Simple solution, life-saving potential
Many of us have heard the staggering numbers before:
over 880 million people worldwide lack access to safe drinking water; fecally contaminated drinking water contributes to 1.8 million diarrheal disease deaths every year, the majority of which are children in lesser-developed countries. While many solutions to this problem are focused on increasing access to clean drinking water, one solution zeroes in on the simple act of knowing what the quality of one's drinking water is. This was the focus of my recent research at the University of North Carolina's Gillings School of Global Public Health.
Fecal contamination is one of the largest contributors to the contamination of drinking water sources in developing countries. With a lack of sanitation, many people must resort to defecating, bathing, washing, and drinking out of the same water source. In rural areas farm animals, like cows, further exacerbate the problem by defecating and swimming in and around these same water sources. Even in areas where these activities are not taking place directly in a drinking water source, villages up-stream of the source may be contributing to fecal contamination of the water, unknown to those who drink it. It is therefore crucial that individuals have a way to find out about the quality of their drinking water themselves that is affordable, reliable, and simple.
Today, most of our options for determining the quality of a drinking water source require expensive, technical equipment that rely on electricity and access to a laboratory. This type of testing is not appropriate for low-resource settings where the electrical grid is shoddy, if existent, the terrain is too rugged for breakable laboratory equipment and the technical expertise to use it is lacking. A solution that my advisor created and that I worked on for two years to perfect is a simple, portable, low-cost test to determine the quality of a drinking water source. This test manifested in a compartmentalized plastic bag format that uses a color-changing component, which, when dissolved in water will change to a dark greenish-blue color if E. coli (an indicator of fecal contamination) is present.
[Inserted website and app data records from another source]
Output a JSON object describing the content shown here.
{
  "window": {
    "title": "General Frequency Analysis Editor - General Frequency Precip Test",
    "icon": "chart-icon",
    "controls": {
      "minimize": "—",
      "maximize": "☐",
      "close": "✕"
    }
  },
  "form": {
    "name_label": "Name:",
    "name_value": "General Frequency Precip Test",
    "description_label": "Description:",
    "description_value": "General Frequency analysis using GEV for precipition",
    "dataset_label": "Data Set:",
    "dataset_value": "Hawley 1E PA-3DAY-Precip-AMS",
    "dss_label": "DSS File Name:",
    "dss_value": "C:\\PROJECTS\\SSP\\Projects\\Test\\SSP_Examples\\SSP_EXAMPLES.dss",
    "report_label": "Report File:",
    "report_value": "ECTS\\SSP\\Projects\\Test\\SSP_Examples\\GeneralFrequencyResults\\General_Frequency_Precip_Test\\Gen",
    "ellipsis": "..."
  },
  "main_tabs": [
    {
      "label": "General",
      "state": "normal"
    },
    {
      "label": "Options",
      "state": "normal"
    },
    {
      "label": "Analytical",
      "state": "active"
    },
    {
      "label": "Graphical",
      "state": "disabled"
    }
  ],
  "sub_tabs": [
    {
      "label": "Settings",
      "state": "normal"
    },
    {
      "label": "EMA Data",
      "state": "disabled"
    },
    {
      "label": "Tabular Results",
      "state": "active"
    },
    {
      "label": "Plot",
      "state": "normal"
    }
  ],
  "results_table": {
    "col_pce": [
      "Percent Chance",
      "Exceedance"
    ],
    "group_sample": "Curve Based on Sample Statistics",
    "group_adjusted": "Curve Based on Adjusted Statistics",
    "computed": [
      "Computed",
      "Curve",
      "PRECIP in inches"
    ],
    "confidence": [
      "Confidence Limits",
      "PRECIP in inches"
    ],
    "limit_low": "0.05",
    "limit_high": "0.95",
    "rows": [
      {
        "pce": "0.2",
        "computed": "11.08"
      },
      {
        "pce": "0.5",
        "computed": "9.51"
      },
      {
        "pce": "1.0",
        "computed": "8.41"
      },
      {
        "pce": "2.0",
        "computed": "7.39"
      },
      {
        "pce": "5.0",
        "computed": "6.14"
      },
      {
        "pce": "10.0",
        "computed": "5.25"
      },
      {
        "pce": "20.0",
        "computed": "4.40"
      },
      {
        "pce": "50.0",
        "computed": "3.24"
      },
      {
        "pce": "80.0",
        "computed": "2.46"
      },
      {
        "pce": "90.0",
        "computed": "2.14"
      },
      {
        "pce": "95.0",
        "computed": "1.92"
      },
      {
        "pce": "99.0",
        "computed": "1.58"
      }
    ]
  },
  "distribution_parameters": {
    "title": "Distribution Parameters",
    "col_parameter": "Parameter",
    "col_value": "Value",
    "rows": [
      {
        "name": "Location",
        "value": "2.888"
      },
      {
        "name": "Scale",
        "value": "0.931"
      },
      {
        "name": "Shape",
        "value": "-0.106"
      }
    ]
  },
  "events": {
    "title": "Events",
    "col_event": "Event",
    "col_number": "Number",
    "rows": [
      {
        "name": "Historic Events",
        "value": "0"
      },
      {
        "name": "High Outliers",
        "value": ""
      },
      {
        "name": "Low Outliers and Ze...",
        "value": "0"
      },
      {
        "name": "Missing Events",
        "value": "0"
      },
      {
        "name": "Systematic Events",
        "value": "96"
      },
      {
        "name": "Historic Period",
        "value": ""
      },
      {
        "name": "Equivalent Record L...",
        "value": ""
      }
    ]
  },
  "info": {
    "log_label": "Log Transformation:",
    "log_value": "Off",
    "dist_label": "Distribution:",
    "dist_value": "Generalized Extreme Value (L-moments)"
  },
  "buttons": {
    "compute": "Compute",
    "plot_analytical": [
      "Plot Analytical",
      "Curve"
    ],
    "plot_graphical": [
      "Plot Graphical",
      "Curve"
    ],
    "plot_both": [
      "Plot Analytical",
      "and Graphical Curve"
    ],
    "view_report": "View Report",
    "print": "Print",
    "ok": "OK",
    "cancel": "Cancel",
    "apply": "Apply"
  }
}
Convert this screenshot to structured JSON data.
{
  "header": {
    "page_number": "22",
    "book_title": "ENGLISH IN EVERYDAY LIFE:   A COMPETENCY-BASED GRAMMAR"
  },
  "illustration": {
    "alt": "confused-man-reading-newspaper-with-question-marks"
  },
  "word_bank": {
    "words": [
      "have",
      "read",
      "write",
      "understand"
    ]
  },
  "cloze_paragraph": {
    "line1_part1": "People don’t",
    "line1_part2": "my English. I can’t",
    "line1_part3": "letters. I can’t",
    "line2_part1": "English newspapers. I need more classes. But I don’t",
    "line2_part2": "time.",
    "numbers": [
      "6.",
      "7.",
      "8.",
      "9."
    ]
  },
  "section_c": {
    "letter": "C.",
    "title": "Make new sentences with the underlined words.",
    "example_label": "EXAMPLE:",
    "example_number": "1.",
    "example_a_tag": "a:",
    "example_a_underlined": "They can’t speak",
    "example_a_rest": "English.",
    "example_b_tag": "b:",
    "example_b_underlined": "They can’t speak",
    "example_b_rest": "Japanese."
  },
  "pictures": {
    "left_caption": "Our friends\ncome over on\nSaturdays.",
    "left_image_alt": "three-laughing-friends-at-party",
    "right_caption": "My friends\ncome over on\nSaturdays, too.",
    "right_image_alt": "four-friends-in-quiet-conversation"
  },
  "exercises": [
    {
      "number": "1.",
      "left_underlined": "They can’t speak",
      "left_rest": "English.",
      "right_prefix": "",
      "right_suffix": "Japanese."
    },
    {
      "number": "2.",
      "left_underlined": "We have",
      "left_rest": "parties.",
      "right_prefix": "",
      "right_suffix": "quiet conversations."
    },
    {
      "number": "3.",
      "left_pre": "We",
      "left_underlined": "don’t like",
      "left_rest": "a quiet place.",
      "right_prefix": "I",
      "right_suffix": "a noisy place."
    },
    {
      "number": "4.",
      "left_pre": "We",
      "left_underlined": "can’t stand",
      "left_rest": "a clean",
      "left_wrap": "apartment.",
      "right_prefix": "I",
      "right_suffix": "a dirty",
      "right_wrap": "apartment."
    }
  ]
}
This test, if distributed on a large-scale, would allow an individual, family, or community to take their own initiative in knowing whether their drinking water is contaminated. The color-change component of the test gives a striking result, allowing people to visibly see that their water will make them sick. This is an empowering visual that can be used for educating people about the importance of water quality and to take strides to improve it. While not a perfect solution, this test may persuade a family to use a point-of-use water treatment, like chlorine drops, and therefore help save their children from the burden of diarrheal disease.
-- Katherine Pierson recently completed her M.S.P.H. degree at the University of North Carolina and now works for RTI International in D.C.